Takeaway: Shareholders continue to represent a powerful avenue for legal action, and if successful, this case could break new ground on linking environmental and fiduciary responsibilities.

Everyday plastic objects pollute oceans and beaches.

Single-use plastics banned in Europe

The European Parliament voted for a sweeping ban on single-use plastics – such as straws, cotton swabs, plates and cutlery – due to come into force in 2021. Affected products have “valid alternatives” available and are estimated to represent more than 70% of the plastics polluting our oceans.

Takeaway: If business doesn’t move quickly enough to re-conceptualize products more sustainably, governments will increasingly exercise their power to exclude such products from the marketplace altogether.

Information Accessibility

In India, the Department of Telecommunications recently approved some of the strictest legislation regarding net neutrality, which protects Indians’ rights to have free and fair access to the internet. Providers will not be allowed to prioritize, promote, curtail, throttle or in any other way manipulate users’ access to content. In a de-evolution, the US recently repealed such protections for its residents. Google has increasingly come under fire for Dragonfly, it’s forthcoming censored search engine for the Chinese market.

Takeaway: The manipulation of citizens’ access to information is unethical, even if profitable.

California Leading the U.S. (and the world?)

Over the summer California established ambitious goals for 100% clean electricity and carbon neutrality by 2045. Last month, it became the first state to require publicly-traded companies to include women on the boards of directors. Now in October, the state has signed into law legislation requiring drug stores and hospitals to fund take-back programs to curb the improper disposal of needles and leftover prescription drugs which can lead to accidental poisonings and environmental harms.

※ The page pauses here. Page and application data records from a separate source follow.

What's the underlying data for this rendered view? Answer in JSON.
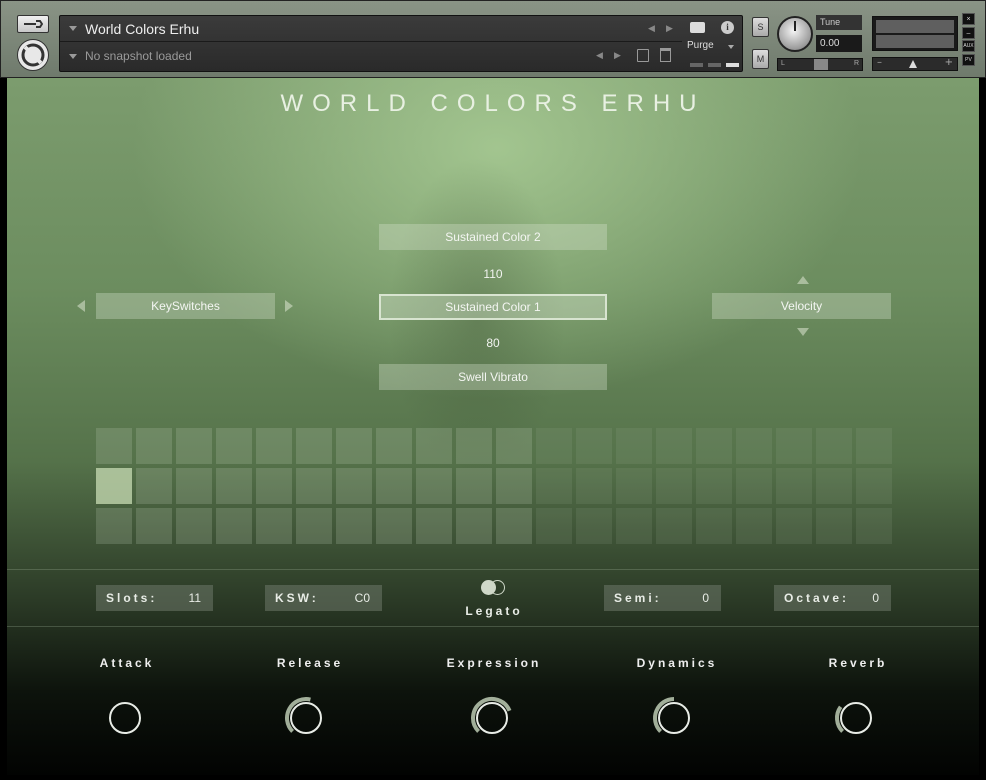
{
  "header": {
    "instrument_name": "World Colors Erhu",
    "snapshot": "No snapshot loaded",
    "purge_label": "Purge",
    "solo_label": "S",
    "mute_label": "M",
    "tune_label": "Tune",
    "tune_value": "0.00",
    "pan_left": "L",
    "pan_right": "R",
    "aux_label": "AUX",
    "pv_label": "PV",
    "close_label": "×",
    "minimize_label": "–",
    "vol_minus": "–",
    "vol_plus": "+"
  },
  "main": {
    "title": "WORLD COLORS ERHU",
    "keyswitch_label": "KeySwitches",
    "velocity_label": "Velocity",
    "articulations": {
      "top": "Sustained Color 2",
      "top_threshold": "110",
      "middle": "Sustained Color 1",
      "bottom_threshold": "80",
      "bottom": "Swell Vibrato"
    },
    "slots": {
      "columns": 20,
      "rows": 3,
      "filled_columns": 11,
      "active_index": 20
    },
    "params": {
      "slots_label": "Slots:",
      "slots_value": "11",
      "ksw_label": "KSW:",
      "ksw_value": "C0",
      "legato_label": "Legato",
      "semi_label": "Semi:",
      "semi_value": "0",
      "octave_label": "Octave:",
      "octave_value": "0"
    },
    "knobs": [
      {
        "label": "Attack",
        "value": 0.0
      },
      {
        "label": "Release",
        "value": 0.55
      },
      {
        "label": "Expression",
        "value": 0.75
      },
      {
        "label": "Dynamics",
        "value": 0.5
      },
      {
        "label": "Reverb",
        "value": 0.3
      }
    ]
  }
}
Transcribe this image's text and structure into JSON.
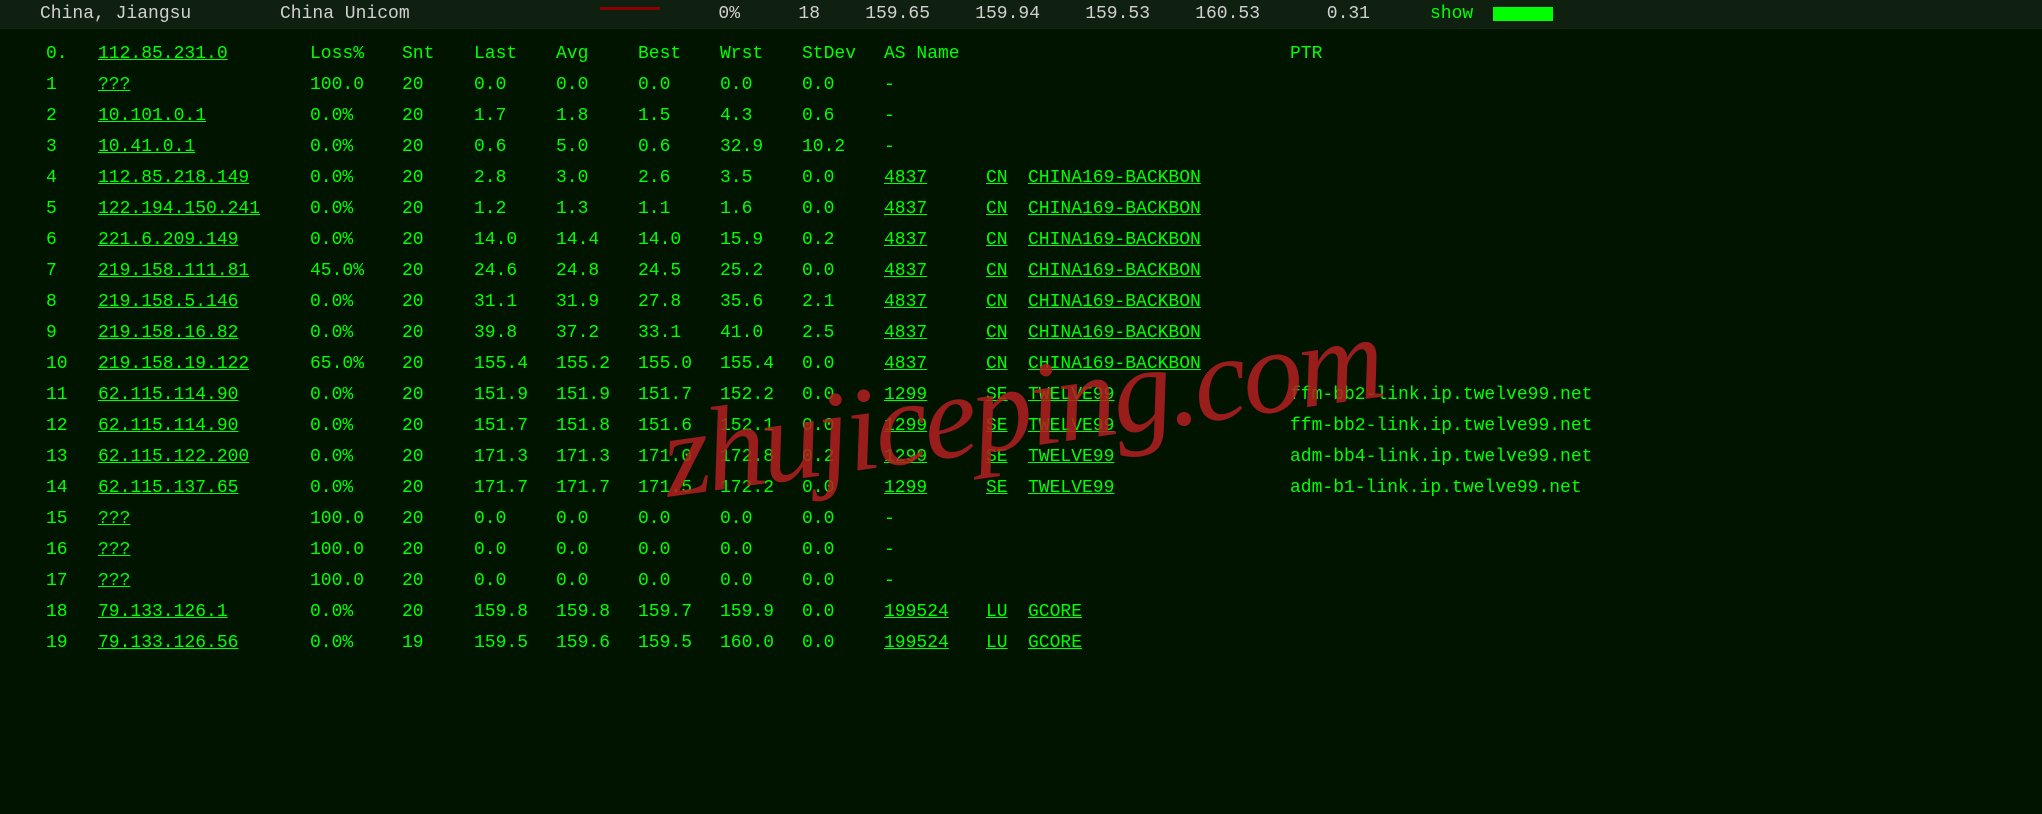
{
  "topbar": {
    "location": "China, Jiangsu",
    "isp": "China Unicom",
    "pct": "0%",
    "snt": "18",
    "last": "159.65",
    "avg": "159.94",
    "best": "159.53",
    "wrst": "160.53",
    "stdev": "0.31",
    "show": "show"
  },
  "columns": {
    "hop": "0.",
    "ip": "112.85.231.0",
    "loss": "Loss%",
    "snt": "Snt",
    "last": "Last",
    "avg": "Avg",
    "best": "Best",
    "wrst": "Wrst",
    "stdev": "StDev",
    "asname": "AS Name",
    "ptr": "PTR"
  },
  "hops": [
    {
      "n": "1",
      "ip": "???",
      "loss": "100.0",
      "snt": "20",
      "last": "0.0",
      "avg": "0.0",
      "best": "0.0",
      "wrst": "0.0",
      "stdev": "0.0",
      "asn": "",
      "cc": "",
      "asname": "-",
      "ptr": ""
    },
    {
      "n": "2",
      "ip": "10.101.0.1",
      "loss": "0.0%",
      "snt": "20",
      "last": "1.7",
      "avg": "1.8",
      "best": "1.5",
      "wrst": "4.3",
      "stdev": "0.6",
      "asn": "",
      "cc": "",
      "asname": "-",
      "ptr": ""
    },
    {
      "n": "3",
      "ip": "10.41.0.1",
      "loss": "0.0%",
      "snt": "20",
      "last": "0.6",
      "avg": "5.0",
      "best": "0.6",
      "wrst": "32.9",
      "stdev": "10.2",
      "asn": "",
      "cc": "",
      "asname": "-",
      "ptr": ""
    },
    {
      "n": "4",
      "ip": "112.85.218.149",
      "loss": "0.0%",
      "snt": "20",
      "last": "2.8",
      "avg": "3.0",
      "best": "2.6",
      "wrst": "3.5",
      "stdev": "0.0",
      "asn": "4837",
      "cc": "CN",
      "asname": "CHINA169-BACKBON",
      "ptr": ""
    },
    {
      "n": "5",
      "ip": "122.194.150.241",
      "loss": "0.0%",
      "snt": "20",
      "last": "1.2",
      "avg": "1.3",
      "best": "1.1",
      "wrst": "1.6",
      "stdev": "0.0",
      "asn": "4837",
      "cc": "CN",
      "asname": "CHINA169-BACKBON",
      "ptr": ""
    },
    {
      "n": "6",
      "ip": "221.6.209.149",
      "loss": "0.0%",
      "snt": "20",
      "last": "14.0",
      "avg": "14.4",
      "best": "14.0",
      "wrst": "15.9",
      "stdev": "0.2",
      "asn": "4837",
      "cc": "CN",
      "asname": "CHINA169-BACKBON",
      "ptr": ""
    },
    {
      "n": "7",
      "ip": "219.158.111.81",
      "loss": "45.0%",
      "snt": "20",
      "last": "24.6",
      "avg": "24.8",
      "best": "24.5",
      "wrst": "25.2",
      "stdev": "0.0",
      "asn": "4837",
      "cc": "CN",
      "asname": "CHINA169-BACKBON",
      "ptr": ""
    },
    {
      "n": "8",
      "ip": "219.158.5.146",
      "loss": "0.0%",
      "snt": "20",
      "last": "31.1",
      "avg": "31.9",
      "best": "27.8",
      "wrst": "35.6",
      "stdev": "2.1",
      "asn": "4837",
      "cc": "CN",
      "asname": "CHINA169-BACKBON",
      "ptr": ""
    },
    {
      "n": "9",
      "ip": "219.158.16.82",
      "loss": "0.0%",
      "snt": "20",
      "last": "39.8",
      "avg": "37.2",
      "best": "33.1",
      "wrst": "41.0",
      "stdev": "2.5",
      "asn": "4837",
      "cc": "CN",
      "asname": "CHINA169-BACKBON",
      "ptr": ""
    },
    {
      "n": "10",
      "ip": "219.158.19.122",
      "loss": "65.0%",
      "snt": "20",
      "last": "155.4",
      "avg": "155.2",
      "best": "155.0",
      "wrst": "155.4",
      "stdev": "0.0",
      "asn": "4837",
      "cc": "CN",
      "asname": "CHINA169-BACKBON",
      "ptr": ""
    },
    {
      "n": "11",
      "ip": "62.115.114.90",
      "loss": "0.0%",
      "snt": "20",
      "last": "151.9",
      "avg": "151.9",
      "best": "151.7",
      "wrst": "152.2",
      "stdev": "0.0",
      "asn": "1299",
      "cc": "SE",
      "asname": "TWELVE99",
      "ptr": "ffm-bb2-link.ip.twelve99.net"
    },
    {
      "n": "12",
      "ip": "62.115.114.90",
      "loss": "0.0%",
      "snt": "20",
      "last": "151.7",
      "avg": "151.8",
      "best": "151.6",
      "wrst": "152.1",
      "stdev": "0.0",
      "asn": "1299",
      "cc": "SE",
      "asname": "TWELVE99",
      "ptr": "ffm-bb2-link.ip.twelve99.net"
    },
    {
      "n": "13",
      "ip": "62.115.122.200",
      "loss": "0.0%",
      "snt": "20",
      "last": "171.3",
      "avg": "171.3",
      "best": "171.0",
      "wrst": "172.8",
      "stdev": "0.2",
      "asn": "1299",
      "cc": "SE",
      "asname": "TWELVE99",
      "ptr": "adm-bb4-link.ip.twelve99.net"
    },
    {
      "n": "14",
      "ip": "62.115.137.65",
      "loss": "0.0%",
      "snt": "20",
      "last": "171.7",
      "avg": "171.7",
      "best": "171.5",
      "wrst": "172.2",
      "stdev": "0.0",
      "asn": "1299",
      "cc": "SE",
      "asname": "TWELVE99",
      "ptr": "adm-b1-link.ip.twelve99.net"
    },
    {
      "n": "15",
      "ip": "???",
      "loss": "100.0",
      "snt": "20",
      "last": "0.0",
      "avg": "0.0",
      "best": "0.0",
      "wrst": "0.0",
      "stdev": "0.0",
      "asn": "",
      "cc": "",
      "asname": "-",
      "ptr": ""
    },
    {
      "n": "16",
      "ip": "???",
      "loss": "100.0",
      "snt": "20",
      "last": "0.0",
      "avg": "0.0",
      "best": "0.0",
      "wrst": "0.0",
      "stdev": "0.0",
      "asn": "",
      "cc": "",
      "asname": "-",
      "ptr": ""
    },
    {
      "n": "17",
      "ip": "???",
      "loss": "100.0",
      "snt": "20",
      "last": "0.0",
      "avg": "0.0",
      "best": "0.0",
      "wrst": "0.0",
      "stdev": "0.0",
      "asn": "",
      "cc": "",
      "asname": "-",
      "ptr": ""
    },
    {
      "n": "18",
      "ip": "79.133.126.1",
      "loss": "0.0%",
      "snt": "20",
      "last": "159.8",
      "avg": "159.8",
      "best": "159.7",
      "wrst": "159.9",
      "stdev": "0.0",
      "asn": "199524",
      "cc": "LU",
      "asname": "GCORE",
      "ptr": ""
    },
    {
      "n": "19",
      "ip": "79.133.126.56",
      "loss": "0.0%",
      "snt": "19",
      "last": "159.5",
      "avg": "159.6",
      "best": "159.5",
      "wrst": "160.0",
      "stdev": "0.0",
      "asn": "199524",
      "cc": "LU",
      "asname": "GCORE",
      "ptr": ""
    }
  ],
  "watermark": "zhujiceping.com"
}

Takeaway: State- or other non-federal level governments are sometimes the most nimble in their speed and vision for promoting business responsibility.

California paved the way to become a carbon neutral state.

NAFTA updated to promote sustainable forestry

Updates to NAFTA – the North American Free Trade Agreement – aim to crack down on illegal logging and promote sustainable forestry. In particular, it hopes to help address the deforestation of the Amazon – happening in large part due to demand by the NAFTA countries – by promoting sustainability within the logging industries of the U.S. and Canada.

Takeaway: By re-structuring the rules of the marketplace, governments can both address sustainability problems (e.g. deforestation) as well as promote more sustainable industry alternatives.

Updates to NAFTA against illegal logging and sustainable forestry.

What do businesses think of the ever-changing regulatory environment? While business is typically painted as anti-regulation, this is hardly a universal truth. Companies – particularly the more responsible ones – often want legislation. For example, Apple’s chief executive Time Cook recently spoke to the European Parliament where he warned against the weaponization of personal data, praised Europe’s new GDPR regulations, and called for similar (tougher) regulation in the U.S. as well. (Though it’s worth noting that companies may embrace or eschew responsibilities and legislation on a case-by-case basis; for example, Apple has just been hit with a 10 million Euro fine for its strategy of “planned obsolescence” of its phones).

Governments have and will continue to play an important role in shaping the roles, responsibilities and expectations of business in society.


Erin Leitheiser is a PhD Fellow in Corporate Social Responsibility and Sustainability at Copenhagen Business School. Her research interests revolve around the changing role and expectations of business in society. Prior to pursuing her PhD, she worked as a CSR manager in a U.S. Fortune-50 company, as well as a public policy consultant with a focus on convening and facilitating of multi-stakeholder initiatives. She is supported by the Velux Foundation and is on Twitter as @erinleit.


Photos by: Jason Blackeye on Unsplash, and from pixabay.